Between 1994 and 1999, Paddy Ashdown and Tony Blair led a process of collaboration between the Liberal Democrats and the Labour Party, with the aim not merely of defeating the Conservatives but of establishing clear common ground between the progressive parties in British politics.
Some of the outcomes of this process – ‘the project’, in Ashdown’s phrase – were public, such as the programme of agreed constitutional reforms drawn up by Robin Cook and Robert Maclennan. Far more were secret: covert electoral collaboration in marginal seats during the 1997 election, attempts to agree a programme for government, talks about coalition – and hints of a more permanent alliance.
In the end, the size of Labour’s majority in 1997 destroyed the case for coalition, and the main outcome was a Joint Cabinet Committee between the two parties. What it achieved is not clear, and it was abandoned by Ashdown’s successor Charles Kennedy.
Now, in a period of cooperation between political parties very different from that envisaged by Ashdown and Blair, what can we learn from ‘the project’? What did it achieve? What could it have achieved under different circumstances? And what can it tell us about the desirability and achievability of collaboration between progressive forces?
Paddy Ashdown, Rt Hon Lord Ashdown of Norton-sub-Hamdon GCMG KBE
Leader of the Liberal Democrats 1988-99
Roger Liddle, Lord Liddle
Special Adviser to Bill Rodgers 1976-81; Member of the SDP and then Liberal Democrats 1981-94, member of the Lib Dem Federal Policy Committee; Special Adviser to Tony Blair 1997-2004
Rt Hon Pat McFadden MP
Adviser to Donald Dewar 1988-93, to John Smith 1993-94 and to Tony Blair 1994-2005
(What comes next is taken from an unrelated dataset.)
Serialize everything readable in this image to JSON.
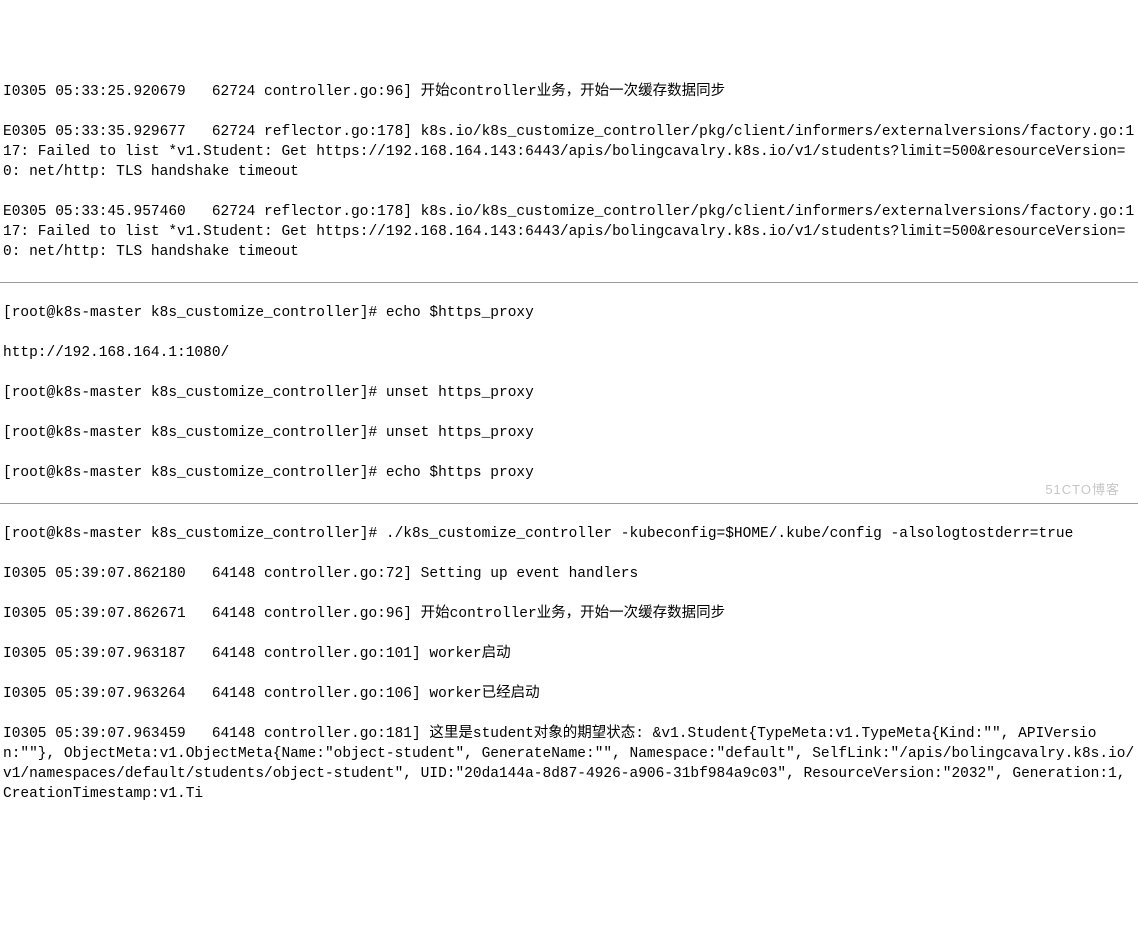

Chair: Steve Richards, Chief Political Commentator, The Independent
Jointly organised by the Liberal Democrat History Group and the Labour History Group